Um, yes:

I dropped the gspreadr component because for some reason pinging the google spreadsheet was very slow, but now the App and Google Doc also show how you can have structured numeric data in ArchieML.

cool, looking quite good

I’ve been thinking about the"mixed workflow" approach that I demo’d with Shiny app. The main purpose developing the mixed workflow approach, I think, is is to enable collaboration between someone in a word processing / spreadsheet environment with someone in a text/R/git environment. Both can use their preferred approach, and you get a final product that’s a scientific paper or interactive web page.

There are a bunch of things one could do to improve this. One is to use the the driver and git2r packages to import the version history of a Google Doc into working git repository. Another is to improve the Shiny App, possibly using htmlwidgets so that text imported into the final product live, and/or embedding a google doc directly into the Shiny App, so that both editing and output can be seen in one place.

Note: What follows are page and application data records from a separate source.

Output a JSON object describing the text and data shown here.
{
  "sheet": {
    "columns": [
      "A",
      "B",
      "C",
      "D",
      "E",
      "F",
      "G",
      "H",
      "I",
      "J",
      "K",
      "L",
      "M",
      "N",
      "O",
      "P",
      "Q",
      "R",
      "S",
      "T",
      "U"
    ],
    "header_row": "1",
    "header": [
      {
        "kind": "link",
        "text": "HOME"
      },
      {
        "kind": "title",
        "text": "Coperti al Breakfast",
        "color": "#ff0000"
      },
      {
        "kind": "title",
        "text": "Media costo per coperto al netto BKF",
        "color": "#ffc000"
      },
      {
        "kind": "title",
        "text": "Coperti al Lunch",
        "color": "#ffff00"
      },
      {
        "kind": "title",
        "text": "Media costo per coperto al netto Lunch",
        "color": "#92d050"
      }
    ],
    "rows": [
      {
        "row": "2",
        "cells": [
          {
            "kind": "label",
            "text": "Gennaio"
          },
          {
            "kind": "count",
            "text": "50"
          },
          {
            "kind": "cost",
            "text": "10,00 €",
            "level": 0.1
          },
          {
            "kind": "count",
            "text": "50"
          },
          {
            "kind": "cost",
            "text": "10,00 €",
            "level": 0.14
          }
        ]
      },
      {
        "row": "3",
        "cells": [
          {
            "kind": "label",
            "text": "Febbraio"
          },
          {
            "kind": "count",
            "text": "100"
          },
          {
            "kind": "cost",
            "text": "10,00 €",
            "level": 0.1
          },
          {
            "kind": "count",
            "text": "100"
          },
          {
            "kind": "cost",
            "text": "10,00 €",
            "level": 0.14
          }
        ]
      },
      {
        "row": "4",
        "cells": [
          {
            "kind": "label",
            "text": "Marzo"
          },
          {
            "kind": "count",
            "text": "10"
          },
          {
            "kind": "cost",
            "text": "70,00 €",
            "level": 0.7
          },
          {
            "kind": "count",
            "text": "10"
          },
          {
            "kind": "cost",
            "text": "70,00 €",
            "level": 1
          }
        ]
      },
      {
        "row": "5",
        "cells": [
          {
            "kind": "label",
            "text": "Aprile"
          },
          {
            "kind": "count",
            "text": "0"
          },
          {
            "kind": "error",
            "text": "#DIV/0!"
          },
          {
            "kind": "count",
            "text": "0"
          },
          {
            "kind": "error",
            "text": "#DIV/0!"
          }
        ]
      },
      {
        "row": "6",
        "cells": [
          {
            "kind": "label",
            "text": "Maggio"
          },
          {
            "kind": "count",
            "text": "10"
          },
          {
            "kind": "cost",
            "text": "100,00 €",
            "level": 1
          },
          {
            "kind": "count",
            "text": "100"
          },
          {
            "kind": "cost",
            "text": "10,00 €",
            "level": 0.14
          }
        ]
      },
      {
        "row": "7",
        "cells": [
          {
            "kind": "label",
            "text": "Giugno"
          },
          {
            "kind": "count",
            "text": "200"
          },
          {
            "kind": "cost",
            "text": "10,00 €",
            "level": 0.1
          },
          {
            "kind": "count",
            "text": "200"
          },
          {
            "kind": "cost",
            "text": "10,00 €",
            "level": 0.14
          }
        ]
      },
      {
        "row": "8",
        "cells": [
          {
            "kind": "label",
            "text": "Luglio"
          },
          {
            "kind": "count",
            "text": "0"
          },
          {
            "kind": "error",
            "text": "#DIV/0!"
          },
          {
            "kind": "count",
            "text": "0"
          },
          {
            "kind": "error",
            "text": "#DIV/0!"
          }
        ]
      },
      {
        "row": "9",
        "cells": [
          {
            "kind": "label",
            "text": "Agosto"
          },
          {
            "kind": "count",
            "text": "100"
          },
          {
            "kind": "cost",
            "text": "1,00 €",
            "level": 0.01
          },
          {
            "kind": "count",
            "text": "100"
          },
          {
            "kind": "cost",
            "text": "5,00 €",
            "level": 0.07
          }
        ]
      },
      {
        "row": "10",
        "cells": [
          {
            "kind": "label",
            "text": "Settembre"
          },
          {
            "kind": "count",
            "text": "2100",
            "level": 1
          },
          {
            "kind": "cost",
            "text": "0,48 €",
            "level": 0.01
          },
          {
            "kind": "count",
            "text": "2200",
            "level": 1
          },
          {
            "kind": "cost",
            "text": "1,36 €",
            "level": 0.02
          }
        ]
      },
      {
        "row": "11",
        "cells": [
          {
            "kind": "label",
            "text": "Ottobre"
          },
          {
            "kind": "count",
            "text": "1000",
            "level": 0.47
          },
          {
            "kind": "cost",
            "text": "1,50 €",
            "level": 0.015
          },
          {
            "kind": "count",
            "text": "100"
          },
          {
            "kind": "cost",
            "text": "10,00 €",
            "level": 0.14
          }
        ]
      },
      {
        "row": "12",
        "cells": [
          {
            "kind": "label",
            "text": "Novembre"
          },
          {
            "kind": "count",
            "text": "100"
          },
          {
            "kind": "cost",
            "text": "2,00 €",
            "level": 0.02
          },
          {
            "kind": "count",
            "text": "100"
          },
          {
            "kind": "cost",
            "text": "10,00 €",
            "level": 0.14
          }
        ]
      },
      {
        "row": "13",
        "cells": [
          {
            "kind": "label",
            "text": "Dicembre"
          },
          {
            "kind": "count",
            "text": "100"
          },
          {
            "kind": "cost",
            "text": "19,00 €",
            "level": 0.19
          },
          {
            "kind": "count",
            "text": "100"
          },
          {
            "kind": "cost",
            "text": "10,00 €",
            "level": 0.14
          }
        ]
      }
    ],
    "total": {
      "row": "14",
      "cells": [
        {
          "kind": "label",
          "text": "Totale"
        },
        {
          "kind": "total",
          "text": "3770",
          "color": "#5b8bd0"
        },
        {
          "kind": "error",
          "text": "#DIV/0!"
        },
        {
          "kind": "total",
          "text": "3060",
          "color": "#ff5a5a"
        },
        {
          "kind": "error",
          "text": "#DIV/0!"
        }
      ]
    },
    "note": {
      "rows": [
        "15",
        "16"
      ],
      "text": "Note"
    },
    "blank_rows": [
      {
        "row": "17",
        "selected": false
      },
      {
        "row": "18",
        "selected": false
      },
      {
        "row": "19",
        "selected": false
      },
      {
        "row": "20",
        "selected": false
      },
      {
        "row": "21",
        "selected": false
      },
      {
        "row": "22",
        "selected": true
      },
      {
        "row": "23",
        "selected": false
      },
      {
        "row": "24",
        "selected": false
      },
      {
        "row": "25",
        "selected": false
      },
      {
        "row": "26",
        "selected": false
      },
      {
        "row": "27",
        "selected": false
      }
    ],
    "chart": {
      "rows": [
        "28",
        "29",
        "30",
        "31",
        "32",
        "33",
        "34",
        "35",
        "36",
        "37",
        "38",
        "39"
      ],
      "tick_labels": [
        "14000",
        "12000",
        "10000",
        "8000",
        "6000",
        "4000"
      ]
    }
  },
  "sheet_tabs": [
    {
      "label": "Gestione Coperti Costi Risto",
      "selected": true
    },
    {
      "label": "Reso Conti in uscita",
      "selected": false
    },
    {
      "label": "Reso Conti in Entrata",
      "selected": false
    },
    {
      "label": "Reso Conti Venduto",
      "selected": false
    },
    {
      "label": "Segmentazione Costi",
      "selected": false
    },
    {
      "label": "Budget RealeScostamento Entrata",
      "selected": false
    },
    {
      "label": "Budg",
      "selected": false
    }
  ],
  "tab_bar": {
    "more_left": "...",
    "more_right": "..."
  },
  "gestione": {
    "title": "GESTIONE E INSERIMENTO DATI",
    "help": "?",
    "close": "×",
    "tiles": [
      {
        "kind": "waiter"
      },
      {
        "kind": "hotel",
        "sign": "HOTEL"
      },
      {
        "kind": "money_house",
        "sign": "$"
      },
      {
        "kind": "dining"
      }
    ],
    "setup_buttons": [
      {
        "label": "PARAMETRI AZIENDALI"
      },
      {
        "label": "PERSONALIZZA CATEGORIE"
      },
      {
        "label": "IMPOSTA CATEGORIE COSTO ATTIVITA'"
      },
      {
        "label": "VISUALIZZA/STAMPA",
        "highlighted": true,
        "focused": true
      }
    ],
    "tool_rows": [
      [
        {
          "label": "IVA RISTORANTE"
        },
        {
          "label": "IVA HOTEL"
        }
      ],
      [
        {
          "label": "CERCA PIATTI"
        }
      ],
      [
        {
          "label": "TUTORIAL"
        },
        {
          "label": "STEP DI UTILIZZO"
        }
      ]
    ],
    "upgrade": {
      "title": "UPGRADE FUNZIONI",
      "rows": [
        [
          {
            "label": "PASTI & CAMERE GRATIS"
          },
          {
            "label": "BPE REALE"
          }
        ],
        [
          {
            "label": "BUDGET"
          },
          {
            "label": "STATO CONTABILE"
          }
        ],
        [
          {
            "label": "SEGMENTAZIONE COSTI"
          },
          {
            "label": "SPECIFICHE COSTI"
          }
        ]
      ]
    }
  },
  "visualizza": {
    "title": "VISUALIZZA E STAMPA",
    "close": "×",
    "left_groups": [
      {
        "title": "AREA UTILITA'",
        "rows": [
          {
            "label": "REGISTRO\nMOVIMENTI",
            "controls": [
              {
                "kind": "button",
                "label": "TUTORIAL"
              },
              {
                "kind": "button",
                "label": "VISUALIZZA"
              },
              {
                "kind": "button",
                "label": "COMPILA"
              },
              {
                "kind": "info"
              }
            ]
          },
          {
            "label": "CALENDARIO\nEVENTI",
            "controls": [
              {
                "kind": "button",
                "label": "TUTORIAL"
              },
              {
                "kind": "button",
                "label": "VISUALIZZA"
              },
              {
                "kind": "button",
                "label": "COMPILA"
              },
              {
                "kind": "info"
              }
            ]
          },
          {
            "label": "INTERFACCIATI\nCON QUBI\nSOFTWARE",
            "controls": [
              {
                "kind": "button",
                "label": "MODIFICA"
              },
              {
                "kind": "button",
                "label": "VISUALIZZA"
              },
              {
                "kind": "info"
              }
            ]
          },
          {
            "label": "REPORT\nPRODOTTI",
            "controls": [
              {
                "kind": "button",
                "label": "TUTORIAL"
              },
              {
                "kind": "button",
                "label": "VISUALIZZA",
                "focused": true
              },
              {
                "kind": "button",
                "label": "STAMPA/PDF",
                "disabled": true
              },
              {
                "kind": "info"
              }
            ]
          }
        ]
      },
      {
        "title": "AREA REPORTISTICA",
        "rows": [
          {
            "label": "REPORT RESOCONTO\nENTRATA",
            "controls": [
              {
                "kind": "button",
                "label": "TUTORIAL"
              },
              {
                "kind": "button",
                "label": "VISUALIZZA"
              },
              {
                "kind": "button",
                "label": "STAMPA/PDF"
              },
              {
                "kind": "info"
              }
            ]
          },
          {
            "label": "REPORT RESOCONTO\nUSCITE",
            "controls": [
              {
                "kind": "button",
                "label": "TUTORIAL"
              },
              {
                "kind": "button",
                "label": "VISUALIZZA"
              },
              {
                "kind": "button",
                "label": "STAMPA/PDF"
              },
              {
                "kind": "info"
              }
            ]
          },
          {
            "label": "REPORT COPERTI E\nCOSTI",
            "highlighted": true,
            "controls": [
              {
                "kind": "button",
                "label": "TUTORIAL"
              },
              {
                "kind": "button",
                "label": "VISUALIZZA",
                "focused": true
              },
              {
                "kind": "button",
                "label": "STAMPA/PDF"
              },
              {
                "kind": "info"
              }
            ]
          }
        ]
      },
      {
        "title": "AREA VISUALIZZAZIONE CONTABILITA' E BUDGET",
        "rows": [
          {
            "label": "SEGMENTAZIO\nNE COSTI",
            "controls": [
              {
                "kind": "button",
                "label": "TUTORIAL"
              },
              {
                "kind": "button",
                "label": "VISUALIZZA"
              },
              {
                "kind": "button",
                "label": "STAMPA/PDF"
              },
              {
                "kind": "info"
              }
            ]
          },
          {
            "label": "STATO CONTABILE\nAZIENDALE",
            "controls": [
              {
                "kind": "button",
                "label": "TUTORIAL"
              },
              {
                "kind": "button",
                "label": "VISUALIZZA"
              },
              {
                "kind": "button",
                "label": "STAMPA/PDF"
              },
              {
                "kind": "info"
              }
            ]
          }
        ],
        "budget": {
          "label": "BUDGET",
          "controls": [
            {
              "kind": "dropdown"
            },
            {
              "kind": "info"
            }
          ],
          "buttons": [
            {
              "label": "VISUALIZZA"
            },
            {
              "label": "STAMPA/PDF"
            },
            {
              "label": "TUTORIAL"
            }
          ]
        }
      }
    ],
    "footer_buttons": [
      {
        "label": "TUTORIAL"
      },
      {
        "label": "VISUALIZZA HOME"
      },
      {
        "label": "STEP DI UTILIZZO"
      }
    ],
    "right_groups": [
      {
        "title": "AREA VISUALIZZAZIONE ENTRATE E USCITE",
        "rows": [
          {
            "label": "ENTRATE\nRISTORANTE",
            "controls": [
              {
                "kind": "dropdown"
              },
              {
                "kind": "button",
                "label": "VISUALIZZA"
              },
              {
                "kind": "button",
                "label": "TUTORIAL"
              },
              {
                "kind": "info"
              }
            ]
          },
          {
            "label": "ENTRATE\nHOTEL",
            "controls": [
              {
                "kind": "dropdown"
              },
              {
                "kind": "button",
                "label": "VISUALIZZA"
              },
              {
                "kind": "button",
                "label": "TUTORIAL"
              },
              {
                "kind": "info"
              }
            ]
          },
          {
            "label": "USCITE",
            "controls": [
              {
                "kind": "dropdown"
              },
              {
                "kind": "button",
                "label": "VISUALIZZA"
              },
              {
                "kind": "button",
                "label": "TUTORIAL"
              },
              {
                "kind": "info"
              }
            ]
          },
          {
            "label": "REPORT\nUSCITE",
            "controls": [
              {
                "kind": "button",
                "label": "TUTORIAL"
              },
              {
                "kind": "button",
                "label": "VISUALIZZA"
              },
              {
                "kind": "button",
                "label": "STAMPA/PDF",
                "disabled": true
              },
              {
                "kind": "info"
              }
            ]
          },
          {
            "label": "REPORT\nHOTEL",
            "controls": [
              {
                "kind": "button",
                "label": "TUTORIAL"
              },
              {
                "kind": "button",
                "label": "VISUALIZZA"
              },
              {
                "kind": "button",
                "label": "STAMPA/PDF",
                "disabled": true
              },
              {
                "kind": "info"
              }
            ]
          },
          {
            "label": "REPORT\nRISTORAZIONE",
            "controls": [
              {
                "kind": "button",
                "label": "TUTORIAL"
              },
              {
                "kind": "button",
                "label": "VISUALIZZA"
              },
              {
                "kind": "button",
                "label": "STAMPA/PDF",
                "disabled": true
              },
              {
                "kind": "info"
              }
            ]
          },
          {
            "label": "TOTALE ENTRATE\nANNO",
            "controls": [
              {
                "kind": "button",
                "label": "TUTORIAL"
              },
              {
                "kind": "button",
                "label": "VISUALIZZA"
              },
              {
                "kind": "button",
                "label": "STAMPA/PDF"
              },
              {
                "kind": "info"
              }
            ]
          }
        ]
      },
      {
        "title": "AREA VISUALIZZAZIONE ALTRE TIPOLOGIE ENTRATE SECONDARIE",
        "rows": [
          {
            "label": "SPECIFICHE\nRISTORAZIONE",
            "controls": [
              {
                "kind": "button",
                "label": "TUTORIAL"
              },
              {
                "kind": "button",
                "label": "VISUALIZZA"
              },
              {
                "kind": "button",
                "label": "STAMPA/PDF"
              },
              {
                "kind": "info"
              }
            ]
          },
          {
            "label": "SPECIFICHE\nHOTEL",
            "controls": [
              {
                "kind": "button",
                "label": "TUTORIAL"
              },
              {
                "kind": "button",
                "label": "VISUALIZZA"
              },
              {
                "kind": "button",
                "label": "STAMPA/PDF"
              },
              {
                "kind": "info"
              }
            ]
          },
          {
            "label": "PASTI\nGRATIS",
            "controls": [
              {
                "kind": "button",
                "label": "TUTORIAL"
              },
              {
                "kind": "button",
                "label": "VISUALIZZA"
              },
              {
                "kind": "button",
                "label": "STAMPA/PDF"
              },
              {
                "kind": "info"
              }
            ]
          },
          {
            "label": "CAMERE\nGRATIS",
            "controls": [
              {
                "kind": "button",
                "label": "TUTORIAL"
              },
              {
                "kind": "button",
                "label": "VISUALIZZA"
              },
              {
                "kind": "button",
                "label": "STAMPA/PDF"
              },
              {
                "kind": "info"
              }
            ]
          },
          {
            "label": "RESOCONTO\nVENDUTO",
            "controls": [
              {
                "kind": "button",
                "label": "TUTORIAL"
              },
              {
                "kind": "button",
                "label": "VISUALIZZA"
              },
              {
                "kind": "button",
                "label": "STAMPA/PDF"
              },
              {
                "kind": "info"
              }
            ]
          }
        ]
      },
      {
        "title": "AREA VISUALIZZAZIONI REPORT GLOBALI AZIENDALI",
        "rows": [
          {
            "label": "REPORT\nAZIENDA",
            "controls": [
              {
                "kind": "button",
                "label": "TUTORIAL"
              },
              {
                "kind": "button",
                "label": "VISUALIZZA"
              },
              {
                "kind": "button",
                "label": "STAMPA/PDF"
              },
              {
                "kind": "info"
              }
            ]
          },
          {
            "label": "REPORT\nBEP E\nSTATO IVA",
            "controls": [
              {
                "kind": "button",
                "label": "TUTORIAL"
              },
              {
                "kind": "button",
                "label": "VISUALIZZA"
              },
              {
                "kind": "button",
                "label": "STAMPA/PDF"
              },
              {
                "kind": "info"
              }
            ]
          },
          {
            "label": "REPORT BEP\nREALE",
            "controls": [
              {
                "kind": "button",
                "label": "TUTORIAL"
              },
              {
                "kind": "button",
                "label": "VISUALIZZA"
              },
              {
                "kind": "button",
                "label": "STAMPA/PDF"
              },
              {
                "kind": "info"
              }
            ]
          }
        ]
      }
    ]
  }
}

My question is: Is it worth it to develop this over alternatives? For instance, if there were an app that allowed live, concurrent *.Rmd editing on the left and displayed compile HTML on the right, would that be a better collaboration environment for most cases? What about live co-editing in RStudio server? And of course @Louis’s idea of using the Google Doc as R Markdown and syncing to a local file.

In what cases would the “mixed workflow” / ArchieML approach have an advantage? Right now I think the advantage is in (1) more complex outputs than *.Rmd documents, like Shiny apps and web pages with complex layouts, and (2) in version control, because I think version control in Google Docs/Dropbox and git have distinct advantages (ease/power), that can be combined with this approach.


wrt to concurrent editing of .Rmd documents, perhaps something with the ace editor + knitr + shiny

There is the possibility of using the ace editor, eg., shinyAce See example 3

Another eg with OpenCPU

The reasons I put together RGoogleDocs in the first place was solely for the purpose of being able to pull a shared Google Doc that a number of people had edited into R for compilation as markdown.

I did this with the specific intent of using slidify (this was before rmarkdown was a viable option).

The solution hinged on downloading html from googledocs and relying on the document headings to make decisions on formatting as well as a python script that converts html to text… presumably one could use pandoc but at the time I wasn’t aware of it. Here’s an example of my workflow, it’s not very complicated and could definitely be adjusted from slidify to whatever package you’re working with (rmarkdown)

With that said, the RGoogleDocs package isn’t being developed because it already did exactly what I needed it to do if you have something else you would like to see, post it as an issue on the github page and I’ll see if I can work it into my schedule over the coming weeks.